In the race for coronavirus vaccine, Moderna is in the top three along with Pfizer and AstraZeneca. Moderna has sought approval in the EU and the USA, followed by Pfizer. These authorizations for issuance have yet to be reviewed by higher authorities, but Moderna France CEO is confident.
Stéphane Bancel sums results up: “People who have been vaccinated with our vaccine know that there is a 94% chance that Covid-19 will have zero symptoms if infected. 6% with symptoms of illness are mild.” He goes on: “Few people have experienced severe cases of Covid, resulting in hospitalization, intensive care, and, in the worst case, death.” As to the question to know if the vaccine will prevent the transmission of the virus, he honestly answers: “we don’t have any data”.
Moderna vaccine tests are performed on monkeys, “after vaccination, a very high dose of the virus is given to the nose” and it end up in very speaking results. “On the first day there is almost no virus in the nose and on the fourth day there is no virus at all. […] I think the same is likely to happen to humans, but the data, I can’t say for sure.”
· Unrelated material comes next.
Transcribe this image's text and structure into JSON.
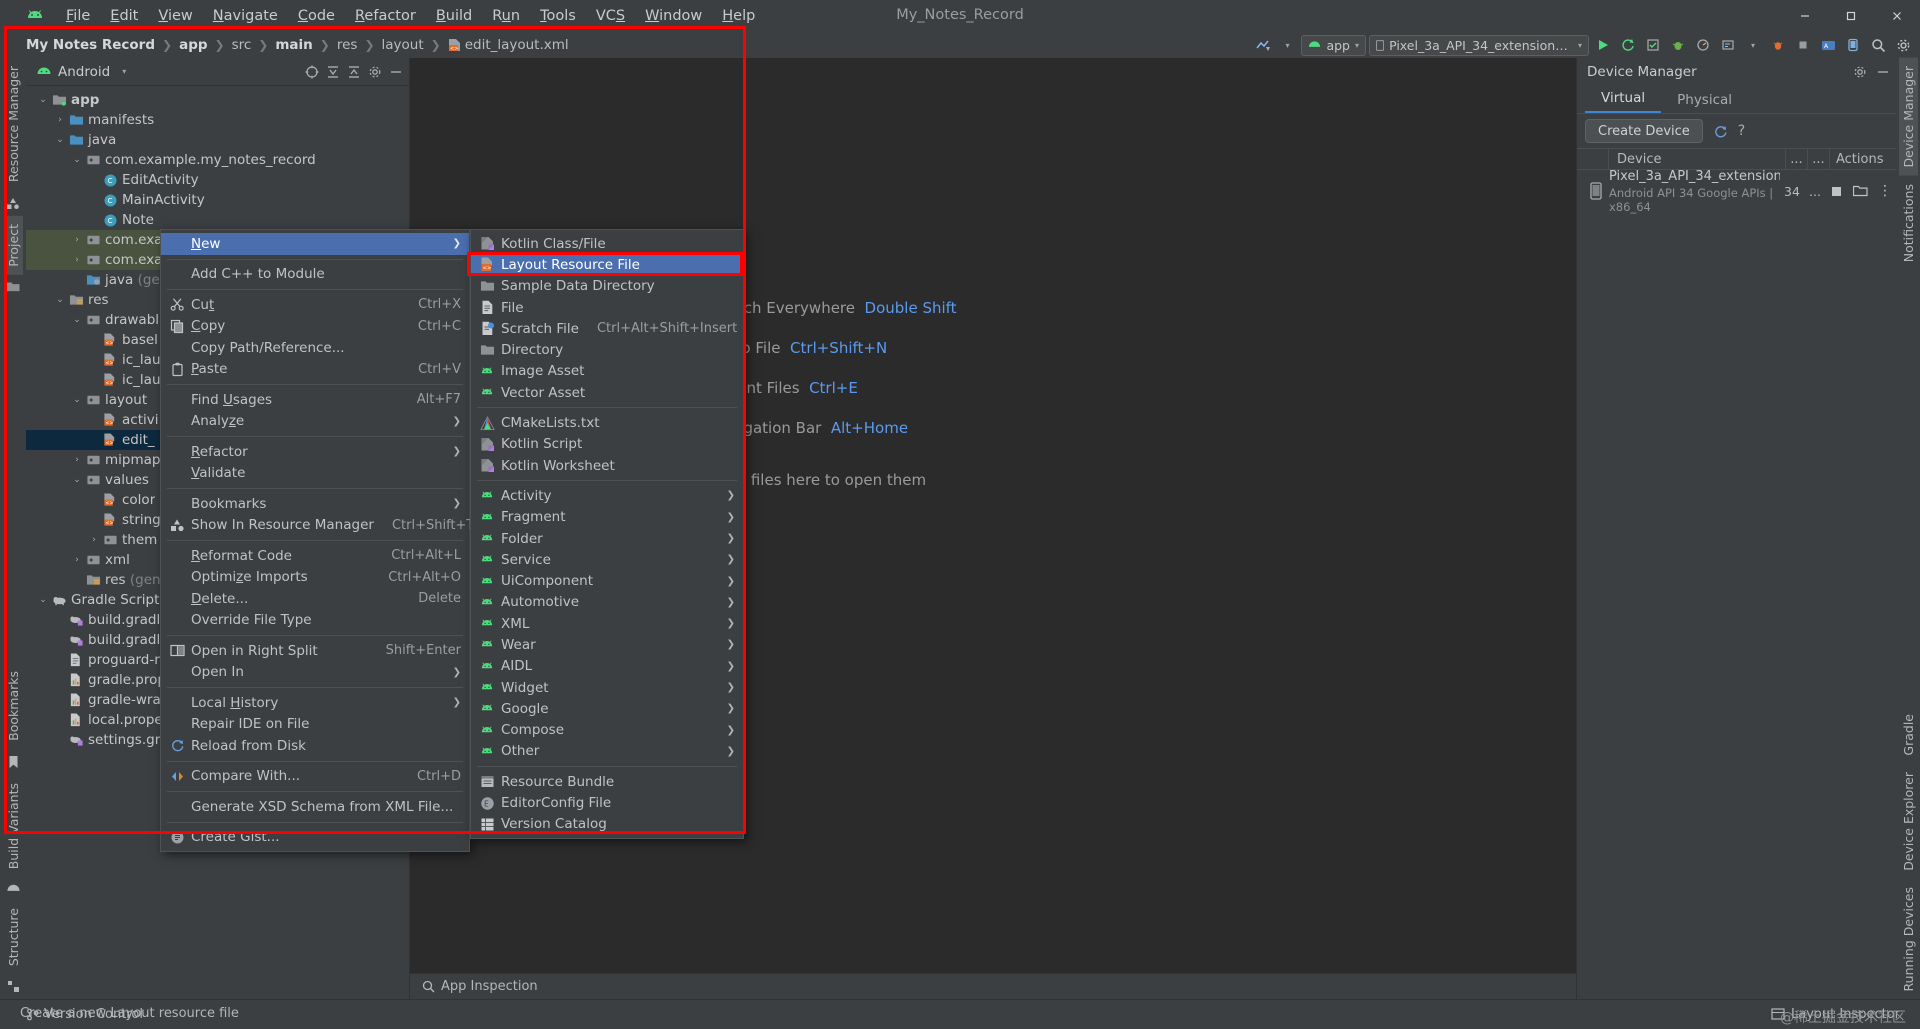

As for the duration of Moderna vaccine immunity, the vaccine is effective at least for three months. “all participants, including the elderly, have very slightly reduced antibody levels” Bancel confirms. Yet, these results are to be taken with a bit of a distance and one shall wait for the phase 4 of the tests, on the long-term basis. Moderna CEO adds that booster shots will be surely required with a different rate depending on the age range: “It’s hard to say that young people are two or five years old, but I think they can draw for a few years … older people may need to boost more often. Once a year or once every two years.”
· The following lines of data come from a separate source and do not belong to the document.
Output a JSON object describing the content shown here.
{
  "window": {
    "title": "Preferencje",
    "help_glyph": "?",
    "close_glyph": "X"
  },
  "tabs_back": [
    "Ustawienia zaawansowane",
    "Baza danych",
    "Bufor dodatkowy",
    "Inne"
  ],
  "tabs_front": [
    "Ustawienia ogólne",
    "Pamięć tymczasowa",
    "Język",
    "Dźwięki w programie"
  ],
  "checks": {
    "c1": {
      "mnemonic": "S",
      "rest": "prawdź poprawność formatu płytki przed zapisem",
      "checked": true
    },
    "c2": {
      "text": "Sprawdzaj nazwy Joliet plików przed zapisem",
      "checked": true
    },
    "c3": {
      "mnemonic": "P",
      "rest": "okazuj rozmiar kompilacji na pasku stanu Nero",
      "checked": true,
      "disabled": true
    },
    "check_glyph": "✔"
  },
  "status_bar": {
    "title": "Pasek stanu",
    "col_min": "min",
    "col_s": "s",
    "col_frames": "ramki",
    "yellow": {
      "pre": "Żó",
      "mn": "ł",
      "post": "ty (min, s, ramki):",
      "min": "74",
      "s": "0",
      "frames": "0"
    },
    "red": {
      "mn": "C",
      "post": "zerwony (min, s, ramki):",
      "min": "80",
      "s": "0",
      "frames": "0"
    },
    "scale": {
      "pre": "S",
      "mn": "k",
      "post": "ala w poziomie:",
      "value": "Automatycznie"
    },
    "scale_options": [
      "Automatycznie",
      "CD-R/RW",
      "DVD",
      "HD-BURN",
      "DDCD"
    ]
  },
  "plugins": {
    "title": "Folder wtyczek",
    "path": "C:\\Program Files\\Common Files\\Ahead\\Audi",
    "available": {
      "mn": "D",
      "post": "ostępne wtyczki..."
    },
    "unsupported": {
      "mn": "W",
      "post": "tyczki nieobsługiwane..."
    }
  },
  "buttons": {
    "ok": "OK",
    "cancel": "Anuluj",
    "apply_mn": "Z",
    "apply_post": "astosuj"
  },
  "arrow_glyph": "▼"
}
He says the vaccine file is in the hand of the authorities and he is ready to “answer questions 24 hours a day, 7 days a week”. With the phase 3 and 30,000 people, Moderna vaccine shows countless data to manage, but the primary results are encouraging. The French National Institute for Health and Medical Research (INSERM) has announced that the vaccine will be mostly tested on people aged 70+, to know if it effectively protects elderly people.
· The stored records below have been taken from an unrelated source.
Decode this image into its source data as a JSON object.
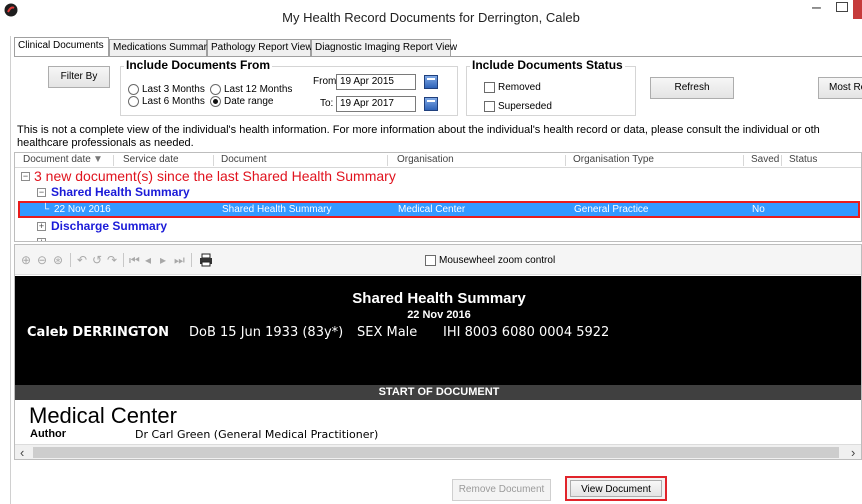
{
  "window": {
    "title": "My Health Record Documents for Derrington, Caleb",
    "minimize": "–"
  },
  "tabs": [
    {
      "label": "Clinical Documents",
      "active": true
    },
    {
      "label": "Medications Summary",
      "active": false
    },
    {
      "label": "Pathology Report View",
      "active": false
    },
    {
      "label": "Diagnostic Imaging Report View",
      "active": false
    }
  ],
  "filter": {
    "filter_by_label": "Filter By",
    "include_from_title": "Include Documents From",
    "radios": [
      {
        "label": "Last 3 Months",
        "checked": false
      },
      {
        "label": "Last 12 Months",
        "checked": false
      },
      {
        "label": "Last 6 Months",
        "checked": false
      },
      {
        "label": "Date range",
        "checked": true
      }
    ],
    "from_label": "From:",
    "from_value": "19 Apr 2015",
    "to_label": "To:",
    "to_value": "19 Apr 2017",
    "status_title": "Include Documents Status",
    "status_checks": [
      {
        "label": "Removed",
        "checked": false
      },
      {
        "label": "Superseded",
        "checked": false
      }
    ],
    "refresh_label": "Refresh",
    "most_recent_label": "Most Re"
  },
  "notice": "This is not a complete view of the individual's health information. For more information about the individual's health record or data, please consult the individual or oth healthcare professionals as needed.",
  "grid": {
    "columns": [
      "Document date",
      "Service date",
      "Document",
      "Organisation",
      "Organisation Type",
      "Saved",
      "Status"
    ],
    "new_docs_text": "3 new document(s) since the last Shared Health Summary",
    "groups": [
      {
        "label": "Shared Health Summary",
        "expander": "⊟"
      },
      {
        "label": "Discharge Summary",
        "expander": "⊞"
      }
    ],
    "selected_row": {
      "document_date": "22 Nov 2016",
      "service_date": "",
      "document": "Shared Health Summary",
      "organisation": "Medical Center",
      "organisation_type": "General Practice",
      "saved": "No",
      "status": ""
    }
  },
  "viewer": {
    "mousewheel_label": "Mousewheel zoom control",
    "doc_title": "Shared Health Summary",
    "doc_date": "22 Nov 2016",
    "patient_name": "Caleb DERRINGTON",
    "dob": "DoB 15 Jun 1933 (83y*)",
    "sex": "SEX Male",
    "ihi": "IHI 8003 6080 0004 5922",
    "start_of_document": "START OF DOCUMENT",
    "organisation": "Medical Center",
    "author_label": "Author",
    "author_value": "Dr Carl Green (General Medical Practitioner)"
  },
  "buttons": {
    "remove": "Remove Document",
    "view": "View Document"
  },
  "colors": {
    "selection": "#3399ff",
    "highlight_border": "#e81b1b",
    "new_docs": "#e0131e",
    "group_label": "#1b1bd8"
  }
}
Europe has secured 80 million doses of Moderna vaccine, including an option on 80 million extra doses.